Philadelphia captain Mike Richards is one of five Flyers facing offseason surgery, a list that could swell to as many as eight depending on medical reports that come in over the next few days.

Flyers General Manager Paul Holmgren told reporters Tuesday that Richards played the 2010-11 season with torn ligaments in his wrist.

"Mike's dealt with this wrist injury since training camp," Holmgren said. "It hasn't kept him out of the lineup, but I think it has affected him in his play. It's affected his performance in the faceoff circle and I think it affected his shot."

After posting a career-best 31 goals last season and leading the Flyers to the Stanley Cup Final, Richards slumped this season to just 23, and his success in the faceoff circle slipped from 50.7 percent last season to 49.8 percent this season, and 41.8 percent in the playoffs. In the second round against the Bruins, he won just 20 of 54 draws (37.0 percent) in four games.

Some of Richards' play also could be chalked up to fatigue. He played 81 games this season -- he missed one game due to the flu -- and counting the last two regular seasons and playoffs, plus the 2010 Winter Olympics, Richards played a League-high 204 games. Only teammate Kimmo Timonen and Chicago Blackhawks defenseman Duncan Keith were over 200 in that timeframe.

Holmgren added forwards Kris Versteeg (stomach muscle) and Blair Betts (finger), defenseman Andrej Meszaros (wrist) and goaltender Michael Leighton (hip) also will have surgeries in the coming weeks.

In addition, forwards Jeff Carter and Scott Hartnell will meet with doctors regarding possible hip surgeries, and Holmgren said he hopes to know soon whether defenseman Chris Pronger will need back surgery. Pronger is dealing with either a herniated or bulging disc in his lower back, which Holmgren said had caused "some diminished leg strength." The latest injury forced him out of the final three games of the conference semifinal against the Boston Bruins.

Holmgren said nothing about Pronger's health has him worried about the 36-year-old defenseman missing time next season.

"We'll get to the bottom of this eventually," Holmgren said, "but none of the information I have so far has been cause for concern for next year."

If Pronger does need surgery, it will be his fourth procedure in the last 10 months -- he had operations on his right knee in August, his right foot in January and his right hand in March. He was limited to just 50 regular-season games, the fewest since 2002-03, when knee and wrist surgeries limited him to five games with the St. Louis Blues.

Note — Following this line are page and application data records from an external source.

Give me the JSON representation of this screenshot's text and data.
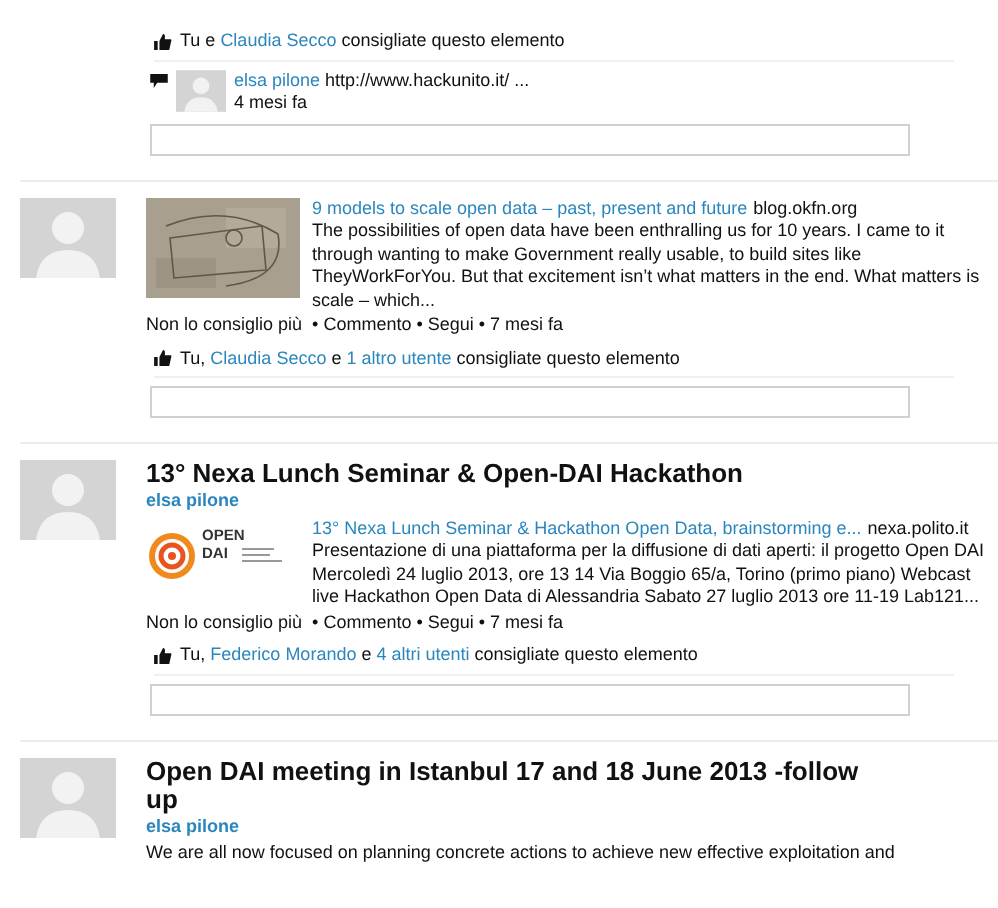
{
  "posts": [
    {
      "likes": [
        {
          "text": "Tu e "
        },
        {
          "text": "Claudia Secco",
          "link": true
        },
        {
          "text": " consigliate questo elemento"
        }
      ],
      "comments": [
        {
          "author": "elsa pilone",
          "text": "http://www.hackunito.it/ ...",
          "time": "4 mesi fa"
        }
      ]
    },
    {
      "avatar": true,
      "attachment": {
        "title": "9 models to scale open data – past, present and future",
        "source": "blog.okfn.org",
        "description": "The possibilities of open data have been enthralling us for 10 years. I came to it through wanting to make Government really usable, to build sites like TheyWorkForYou. But that excitement isn’t what matters in the end. What matters is scale – which..."
      },
      "actions": "Non lo consiglio più  • Commento • Segui • 7 mesi fa",
      "likes": [
        {
          "text": "Tu, "
        },
        {
          "text": "Claudia Secco",
          "link": true
        },
        {
          "text": " e "
        },
        {
          "text": "1 altro utente",
          "link": true
        },
        {
          "text": " consigliate questo elemento"
        }
      ]
    },
    {
      "avatar": true,
      "title": "13° Nexa Lunch Seminar & Open-DAI Hackathon",
      "author": "elsa pilone",
      "attachment": {
        "kind": "logo",
        "logo_text": [
          "OPEN",
          "DAI"
        ],
        "title": "13° Nexa Lunch Seminar & Hackathon Open Data, brainstorming e...",
        "source": "nexa.polito.it",
        "description": "Presentazione di una piattaforma per la diffusione di dati aperti: il progetto Open DAI Mercoledì 24 luglio 2013, ore 13 14 Via Boggio 65/a, Torino (primo piano) Webcast live Hackathon Open Data di Alessandria Sabato 27 luglio 2013 ore 11-19 Lab121..."
      },
      "actions": "Non lo consiglio più  • Commento • Segui • 7 mesi fa",
      "likes": [
        {
          "text": "Tu, "
        },
        {
          "text": "Federico Morando",
          "link": true
        },
        {
          "text": " e "
        },
        {
          "text": "4 altri utenti",
          "link": true
        },
        {
          "text": " consigliate questo elemento"
        }
      ]
    },
    {
      "avatar": true,
      "title": "Open DAI meeting in Istanbul 17 and 18 June 2013 -follow up",
      "author": "elsa pilone",
      "text": "We are all now focused on planning concrete actions to achieve new effective exploitation and"
    }
  ]
}
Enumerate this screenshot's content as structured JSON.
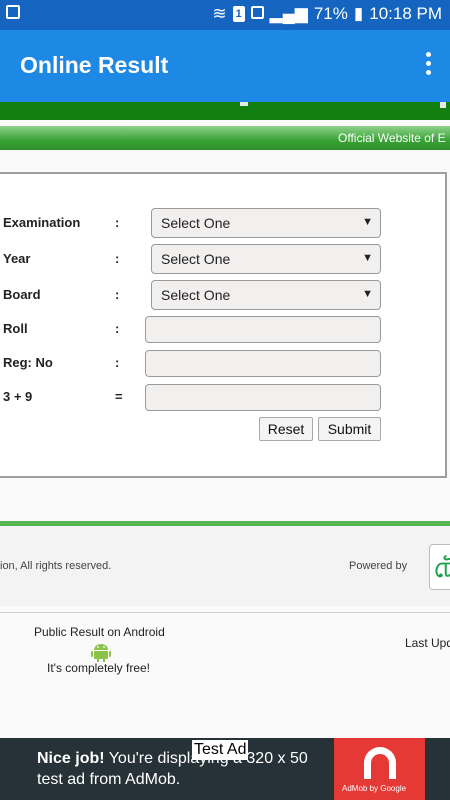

Pronger also played just three playoff games, totaling 1 assist, a minus-3 rating and four penalty minutes.

Contact Adam Kimelman at akimelman@nhl.com. Follow him on Twitter: @NHLAdamK